(INFORMATION Opens)

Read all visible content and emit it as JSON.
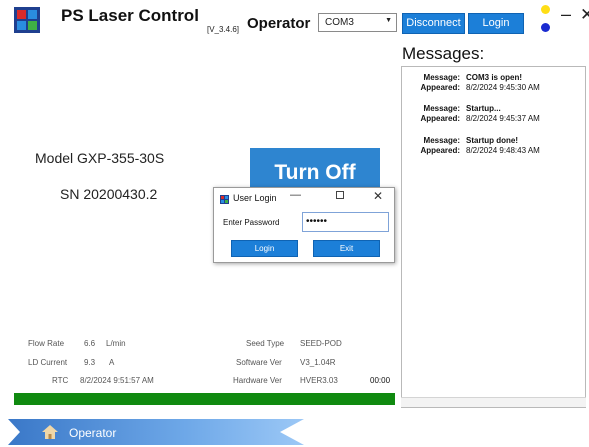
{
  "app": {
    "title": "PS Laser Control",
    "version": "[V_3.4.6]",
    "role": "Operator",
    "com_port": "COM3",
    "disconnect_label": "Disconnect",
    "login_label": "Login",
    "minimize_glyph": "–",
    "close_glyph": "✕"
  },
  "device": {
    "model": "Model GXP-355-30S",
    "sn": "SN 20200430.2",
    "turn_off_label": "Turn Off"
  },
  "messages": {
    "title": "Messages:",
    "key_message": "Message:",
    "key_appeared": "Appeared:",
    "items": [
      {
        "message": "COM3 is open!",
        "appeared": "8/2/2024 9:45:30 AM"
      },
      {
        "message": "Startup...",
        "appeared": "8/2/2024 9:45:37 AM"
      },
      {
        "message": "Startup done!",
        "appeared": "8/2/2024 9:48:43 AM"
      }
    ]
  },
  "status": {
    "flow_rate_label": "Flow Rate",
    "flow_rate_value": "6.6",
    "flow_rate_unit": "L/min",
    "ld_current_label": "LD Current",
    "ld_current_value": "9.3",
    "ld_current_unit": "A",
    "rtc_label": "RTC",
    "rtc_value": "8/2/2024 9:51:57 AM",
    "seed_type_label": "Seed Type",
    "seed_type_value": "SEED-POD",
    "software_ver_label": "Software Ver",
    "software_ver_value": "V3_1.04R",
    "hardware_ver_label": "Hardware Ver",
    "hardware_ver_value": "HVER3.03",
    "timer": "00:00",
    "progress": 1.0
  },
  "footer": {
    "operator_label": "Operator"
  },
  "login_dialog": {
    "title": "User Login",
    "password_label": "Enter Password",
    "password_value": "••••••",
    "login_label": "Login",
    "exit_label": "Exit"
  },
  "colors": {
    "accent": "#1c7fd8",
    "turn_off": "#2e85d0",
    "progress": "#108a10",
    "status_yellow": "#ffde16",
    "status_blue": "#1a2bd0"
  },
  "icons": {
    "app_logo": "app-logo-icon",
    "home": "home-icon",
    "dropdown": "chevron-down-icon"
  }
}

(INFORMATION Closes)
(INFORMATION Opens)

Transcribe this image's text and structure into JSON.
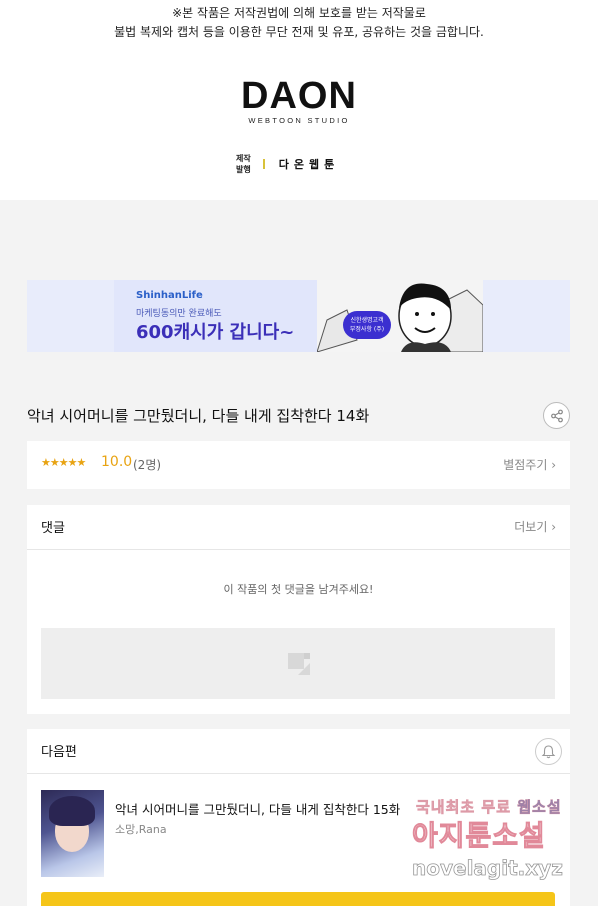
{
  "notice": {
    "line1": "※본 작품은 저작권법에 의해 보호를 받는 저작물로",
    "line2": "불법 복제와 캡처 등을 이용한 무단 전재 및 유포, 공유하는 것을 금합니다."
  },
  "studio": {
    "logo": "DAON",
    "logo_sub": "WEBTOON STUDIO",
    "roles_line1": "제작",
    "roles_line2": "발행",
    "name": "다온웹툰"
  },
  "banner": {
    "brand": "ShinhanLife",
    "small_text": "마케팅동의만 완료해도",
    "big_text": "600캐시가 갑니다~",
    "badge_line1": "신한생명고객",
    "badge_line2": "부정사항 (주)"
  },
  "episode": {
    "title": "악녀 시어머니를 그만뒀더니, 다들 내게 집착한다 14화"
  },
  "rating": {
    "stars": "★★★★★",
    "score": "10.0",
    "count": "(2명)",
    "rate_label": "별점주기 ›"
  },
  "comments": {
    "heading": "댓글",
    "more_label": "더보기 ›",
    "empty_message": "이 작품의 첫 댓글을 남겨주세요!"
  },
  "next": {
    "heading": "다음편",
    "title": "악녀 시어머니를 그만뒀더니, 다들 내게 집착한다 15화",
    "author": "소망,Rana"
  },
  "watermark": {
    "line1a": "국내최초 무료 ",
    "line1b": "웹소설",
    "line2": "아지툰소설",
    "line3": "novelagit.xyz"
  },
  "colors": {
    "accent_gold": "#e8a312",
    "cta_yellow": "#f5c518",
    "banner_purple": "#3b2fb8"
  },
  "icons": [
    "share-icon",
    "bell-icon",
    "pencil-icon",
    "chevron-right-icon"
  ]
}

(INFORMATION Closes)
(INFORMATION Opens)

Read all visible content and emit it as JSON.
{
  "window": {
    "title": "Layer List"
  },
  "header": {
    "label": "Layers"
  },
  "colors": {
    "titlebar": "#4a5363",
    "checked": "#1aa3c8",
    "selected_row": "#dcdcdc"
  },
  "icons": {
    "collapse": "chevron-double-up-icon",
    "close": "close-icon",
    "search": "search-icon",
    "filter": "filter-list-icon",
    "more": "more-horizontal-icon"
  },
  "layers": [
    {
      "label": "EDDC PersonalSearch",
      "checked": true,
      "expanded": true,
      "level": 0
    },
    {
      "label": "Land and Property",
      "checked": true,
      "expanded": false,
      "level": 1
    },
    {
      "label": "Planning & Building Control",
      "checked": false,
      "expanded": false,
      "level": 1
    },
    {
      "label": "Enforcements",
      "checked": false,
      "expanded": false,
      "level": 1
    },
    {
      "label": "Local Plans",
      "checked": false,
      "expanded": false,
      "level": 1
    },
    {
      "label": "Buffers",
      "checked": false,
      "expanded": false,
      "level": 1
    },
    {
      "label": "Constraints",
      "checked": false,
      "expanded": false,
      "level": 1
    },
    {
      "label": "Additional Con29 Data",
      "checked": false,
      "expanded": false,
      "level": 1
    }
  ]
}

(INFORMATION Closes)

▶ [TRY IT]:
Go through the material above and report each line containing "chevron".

▶ [SOLVED EXERCISE]:
    "dropdown": "chevron-down-icon"
    "chevron-right-icon"
    "collapse": "chevron-double-up-icon",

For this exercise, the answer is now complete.